Review: SOBAD it's good... Bristol's finest 12-legged/four-act crew come correct with their own label. All acts representing with a tune a piece, it's a serious statement of intent: Sly One dust off their favourite percussion tools and get gritty with some Cumbia soul, Bromley tags in Dread MC over a razor's edge breakbeat, Archive raises the tension with a big diva vocal sample over some sizzling rolling breaks before Distro closes on with some tripped-out percussion shimmers and ripples and more gutsy fractured drums. Each one exploring and documenting SOBAD's technicoloured shadow escapades. We're looking forward to more releases from SOBAD Sounds.
Review: Boom Ting Recordings was founded by Jakwob in 2009 and has since released music from the likes of Little Simz, Kano, Troy Gunner, Tru Fonix, Wants and Jakwob himself. Now it is over to Bromley from Bristol who has released previously on the likes of Punks, MTA and Tumble Audio. "Know" is an austere expression of low end frequency that hones his hometown's bass music with the kind of techno derivatives that have been heard on local imprints recently such as Livity Sound or Tectonic. Absolutely fierce one right here! Finally "Luggin'" is a darkly atmospheric stepper, that strips down his musical style to its raw element and to exhilarating effect.
Review: Alongside the likes of Sly-One, Archive and Distro, Bromley is a stalwart of Bristol's growing bass scene. Right here is some sinister riddims with the ubiquitous Dread MC on vocals alongside the sultry sounds of Grove. Taim's remix here of "Burn Down" is as wonky, bumpy and sinister as you'd expect while Archives rendition goes for a pitched down junglist vibe with its vicious breaks sure to get an action from the crowd.?

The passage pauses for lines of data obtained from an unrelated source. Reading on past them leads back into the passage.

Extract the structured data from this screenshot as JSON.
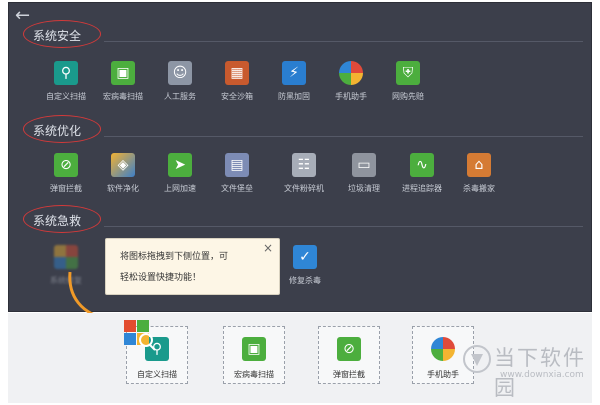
{
  "nav": {
    "back_icon": "arrow-left-icon"
  },
  "sections": [
    {
      "title": "系统安全",
      "tools": [
        {
          "label": "自定义扫描",
          "icon": "magnifier-icon",
          "color": "#1a9a8c"
        },
        {
          "label": "宏病毒扫描",
          "icon": "scan-icon",
          "color": "#4cae3e"
        },
        {
          "label": "人工服务",
          "icon": "person-icon",
          "color": "#8d96a5"
        },
        {
          "label": "安全沙箱",
          "icon": "sandbox-icon",
          "color": "#c85a2e"
        },
        {
          "label": "防黑加固",
          "icon": "lightning-icon",
          "color": "#2a7ed0"
        },
        {
          "label": "手机助手",
          "icon": "phone-assistant-icon",
          "color": "#e04a3a"
        },
        {
          "label": "网购先赔",
          "icon": "shield-icon",
          "color": "#4cae3e"
        }
      ]
    },
    {
      "title": "系统优化",
      "tools": [
        {
          "label": "弹窗拦截",
          "icon": "block-popup-icon",
          "color": "#4cae3e"
        },
        {
          "label": "软件净化",
          "icon": "layers-icon",
          "color": "#3d7fc8"
        },
        {
          "label": "上网加速",
          "icon": "rocket-icon",
          "color": "#4cae3e"
        },
        {
          "label": "文件堡垒",
          "icon": "file-vault-icon",
          "color": "#7d8cb5"
        },
        {
          "label": "文件粉碎机",
          "icon": "shredder-icon",
          "color": "#a7adb8"
        },
        {
          "label": "垃圾清理",
          "icon": "cleanup-icon",
          "color": "#8f949e"
        },
        {
          "label": "进程追踪器",
          "icon": "process-icon",
          "color": "#4cae3e"
        },
        {
          "label": "杀毒搬家",
          "icon": "house-icon",
          "color": "#d57b34"
        }
      ]
    },
    {
      "title": "系统急救",
      "tools": [
        {
          "label": "系统修复",
          "icon": "windows-icon",
          "color": "#e34d2f"
        },
        {
          "label": "修复杀毒",
          "icon": "repair-shield-icon",
          "color": "#2f86d6"
        }
      ]
    }
  ],
  "tooltip": {
    "line1": "将图标拖拽到下侧位置，可",
    "line2": "轻松设置快捷功能！",
    "close": "×"
  },
  "dock": {
    "slots": [
      {
        "label": "自定义扫描",
        "icon": "magnifier-icon",
        "color": "#1a9a8c"
      },
      {
        "label": "宏病毒扫描",
        "icon": "scan-icon",
        "color": "#4cae3e"
      },
      {
        "label": "弹窗拦截",
        "icon": "block-popup-icon",
        "color": "#4cae3e"
      },
      {
        "label": "手机助手",
        "icon": "phone-assistant-icon",
        "color": "#e04a3a"
      }
    ]
  },
  "watermark": {
    "name": "当下软件园",
    "url": "www.downxia.com"
  },
  "colors": {
    "panel_bg": "#3c3f4b",
    "dock_bg": "#f0f1f3",
    "circle": "#d23a3a",
    "arrow": "#f09a28"
  }
}
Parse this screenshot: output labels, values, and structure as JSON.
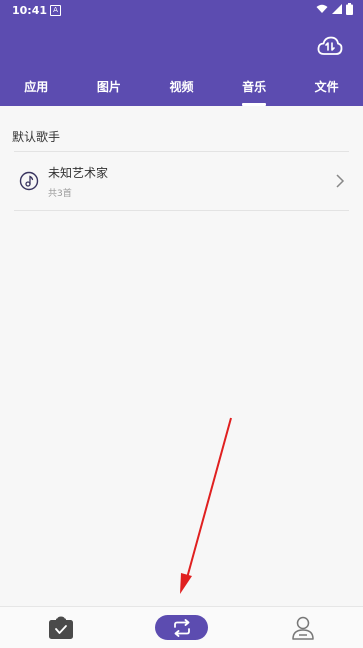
{
  "status_bar": {
    "time": "10:41",
    "notif_icon": "A"
  },
  "header": {
    "transfer_icon": "cloud-transfer-icon",
    "tabs": [
      {
        "label": "应用",
        "active": false
      },
      {
        "label": "图片",
        "active": false
      },
      {
        "label": "视频",
        "active": false
      },
      {
        "label": "音乐",
        "active": true
      },
      {
        "label": "文件",
        "active": false
      }
    ]
  },
  "main": {
    "section_title": "默认歌手",
    "artists": [
      {
        "name": "未知艺术家",
        "count": "共3首"
      }
    ]
  },
  "bottom_nav": {
    "items": [
      {
        "icon": "clipboard-check-icon",
        "active": false
      },
      {
        "icon": "transfer-icon",
        "active": true
      },
      {
        "icon": "profile-icon",
        "active": false
      }
    ]
  },
  "colors": {
    "accent": "#5c4cb0",
    "annotation_arrow": "#e02020"
  }
}
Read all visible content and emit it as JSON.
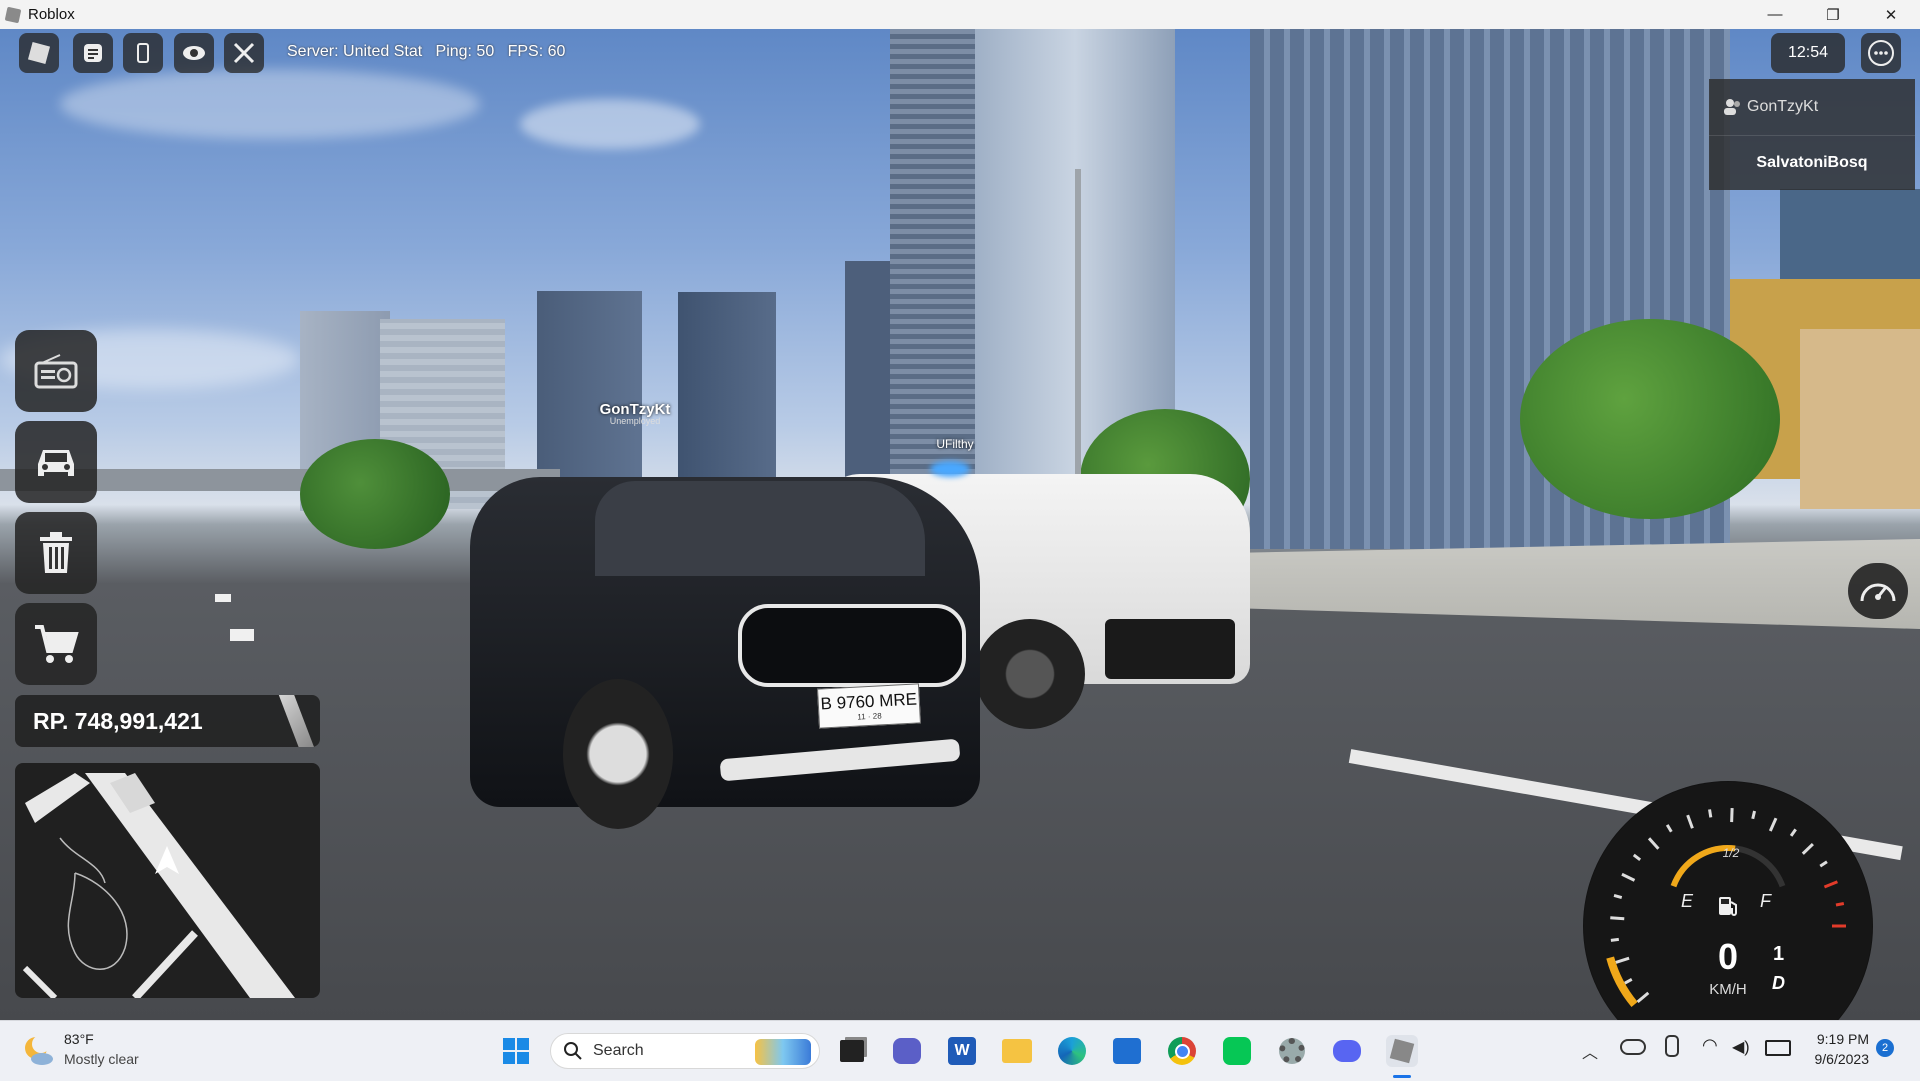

Straight Up (feat Dash Villz & Rider Shafique - radio edit) - (4:00) 124 BPM
Review: Bromley's "Straight Up" was always going to be a tune worth remixing. You can hear it from the instrumental mix on here; its sparse, barren, techno-like arrangement is sublime on its own, but can easily accommodate a little extra meat around the bones. The original tune was produced alongside Dread MC, Dash Villz and Rider Shafique, and Mafia Kiss are the first to transform its nu-skool dancehall flex into more of a traditional bassline stepper. Aloka transform the Bristol producer's tune into another majestic, grime-ridden techno experiment, and you even get a radio edit for good measure. Biff!
Review: Stanton Warriors' recent DJ sets have all featured an almighty monster that has towered above the other tracks to provide the motherload of dancefloor pyromania. That track is "Burn Down" by Bromley. Clocking in at nearly five minutes, it's a minimally percussive dancehall-infused bass jam that possess soulful anthemic qualities. On the digital flipside Distro rocks up and turns in absolute killer remix that adds more cowbells and synths to the mix. Next level sounds.
Review: Stanton Warriors have been on a mission to bring us the finest broken beat and heavy bass on Punks Music since 2001. Here the debut volume of the their new 'Punks Selection' series is curated by Mafia Kiss and focuses in 'on the deeper/stripped sounding side of the label's roster'. There is a whopping 22 track featured, as well as a one-hour DJ mix. Highlights include the urgent, haunted bounce of "The Oracle" by Leda Stray, the sultry, late night breakbeats of "K2" by Aloka and the scattershot ghetto beats of "Check Me Out" by Sly One.
Review: Bristol bassman Bromley steps up to 877 with two originals that purr with understated, techy menace. Spacious and just the right amount of twisted, fans of Mak & Pasteman, Wen and My Nu Leng will instantly connect:. "Related" is a two-step hummer that ploughs through the low end soundcape with a well-oiled mechanical flow, while "Check" comes complete with pads so icy they could reverse global warming. Remix-wise Hostage adds a steppy, militant swing and additional bass gurgles while Sly-One adds a whole new line of synth textures before stripping the vibe right back to its bare rhythmic bones. This will relate with a lot of dancefloors and DJs right now.